When Olivia Storm realised there were a lot of "unhappy people" working in jobs in New Zealand, she decided to do something about it.
Despite not having a business background, she launched the Smile Initiative – a social enterprise with a goal of helping employers create mentally safe workplaces for their staff.
She took the plunge 18 months ago, setting up the business and forming a team of qualified mental health clinicians to combat "frightening" facts around suicide rates in New Zealand: "I was shocked when I learnt how many people who commit suicide have jobs," she says.
She says Department of Justice figures showed that of the 685 people who took their own lives between June 2018 and June 2019 by far the largest number - 307 or 44 per cent - were in employment (unemployed making up the next highest group at 185 or 27 per cent).
"I thought most would be on benefits and while I've always thought mental health has been profoundly neglected, this (suicide figures) so shocked me at the time that I felt driven by a moral responsibility to do something about it."
That was the beginning of her "desire" – one of the Three Ds espoused by psychologist Sara Chatwin: Desire, Drive and Due diligence (link here to previous story; also see bottom of story)*.
This desire quickly led to commitment to make a difference, which can often be missing when it comes to failing to realise dreams. Setting up a business was a way for Storm to create a formal structure; a place to house her vision, where she could invite like-minded people to join her and set plans in motion to turn that dream into reality.
The result was the Smile Initiative: "It was not so much about making money or setting up a successful business. It was more around what I could do to help change and educate because I believe knowledge is power."
Storm's story has come to light through a New Zealand Herald content series run in partnership with business platform MYOB exploring the commonalities that set up business people for success. One of the key ingredients for success is growing confidence from desire and commitment, enabling business people to get what they want and to do what they want.
Storm has desire in spades. A qualified doctor, she is a psychiatry registrar with Counties Manukau Health, a job she does alongside her role with the Smile Initiative. She is also in the third year of studying to be a fully qualified psychiatrist.
"I'm fascinated by the mind," she says. "But I'm also driven because I feel there is not enough education around mental health. What there is, is not always accurate and it's hard for people to have to wade through it all."

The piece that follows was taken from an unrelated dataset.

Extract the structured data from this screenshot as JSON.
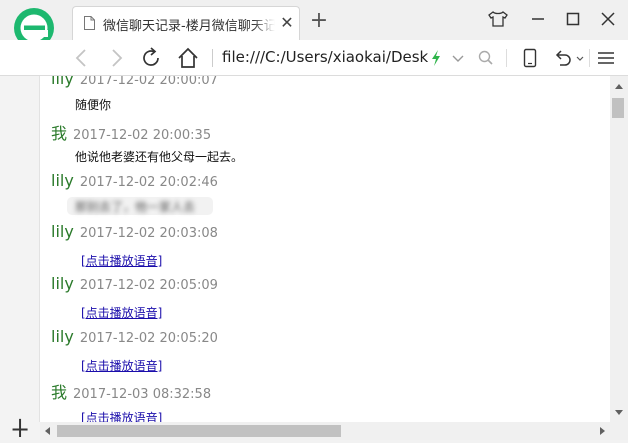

But it was the statistics around working people that hit hardest: "I think a lot of people feel that they are just a number (at work) and are not truly valued. It is a huge problem," Storm says. "It is frightening how many unhappy people there are in workplaces; I think a lot of employers are too scared to ask if they are okay because they fear what they will say."

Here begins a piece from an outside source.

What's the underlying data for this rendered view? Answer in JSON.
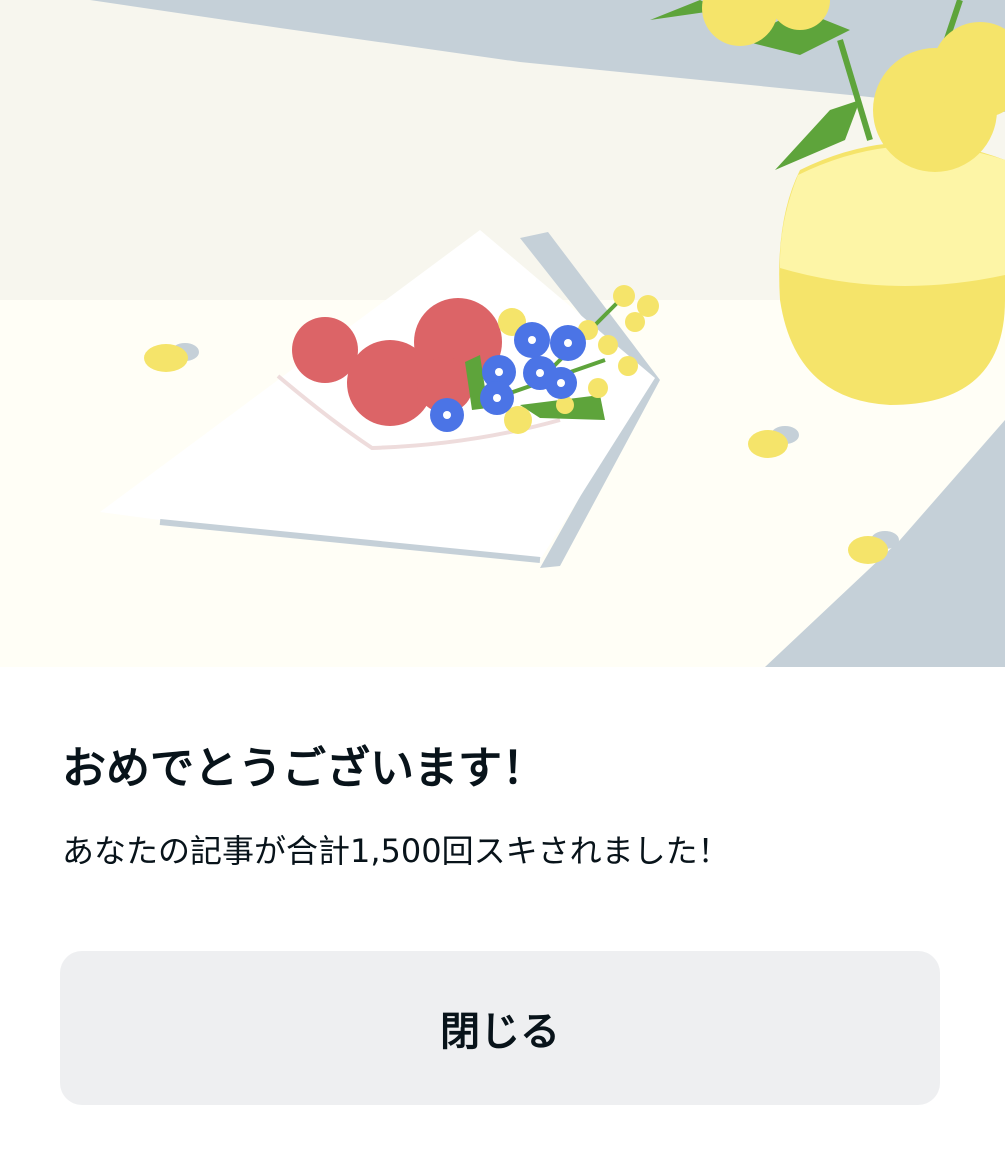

A 2018 study by the New Zealand Workplace Barometer, a research team at Massey University's Healthy Work Group, found more than a quarter of workers surveyed said they felt depressed much of the time, with half saying depression affected their work or non-work lives to some extent. The study, which surveyed 1409 workers at 25 organisations, found workplace mental health had a debilitating influence on the lives of those who took part.
Storm believes the problem is of epidemic proportions, with more people dying by suicide than are killed in road accidents. Other research shows mental illness causes more lost work days and work impairment than many other chronic conditions such as diabetes, asthma and arthritis.
She says people crying or isolating themselves at work are not the only signs of depression: "They may have cognitive issues, have trouble making decisions, take longer to do tasks or have strained interactions (with co-workers).
"The trouble is in New Zealand there is such limited data on this issue and, as a society, we have let a lot of people down."
Through her work with the Smile Initiative, Storm is already notching up some successes, first taking out the 2019 MYOB Head Start for Startups competition with a prize of business coaching and a marketing package to help build awareness of the brand, running education programmes for corporates, launching a mental health first aid kit product and training employers what to do and say to workers who may be depressed.
"We tell them it is extremely important to have a health and well-being strategy in place and that it is okay for workers to take mental health days," she says. "But it is a hard thing to sell to people who hold the wallet in a business. One of the big questions is whether businesses understand how they benefit if their people are happy; we tell them for every dollar they invest, they'll get four back. They have to be prepared to play the long game."
*Sara Chatwin's Three Ds:
- Desire – "Success is all about desire and commitment. It is people saying, 'I really want to do this' and identifying a high level of commitment that will get them to be exactly what they want to be and do what they want to do."
- Drive – "The energy and enthusiasm from identifying that desire; it turns the focus from dreaming big to creating a plan of practical steps to make it happen. It's when people take that first step towards their goals – and then they find that they have this real energy; they are positive and fully engaged and they are just going for it. They need to harness and channel that energy to achieve what they want to achieve."
- Due diligence – "All successful business people say that, when they are asked about their success, they adhered to a plan. This is all about finessing that plan. It's when you really research, validate and refine the plan so you know exactly what you want to do and how to do it. Due diligence done well will uncover any show stoppers early to avoid nasty surprises down the track. You will find your confidence is at a spiking high – because you know, having done your due diligence, that you can achieve your goal."
To view article 1 - Cracking the success code click here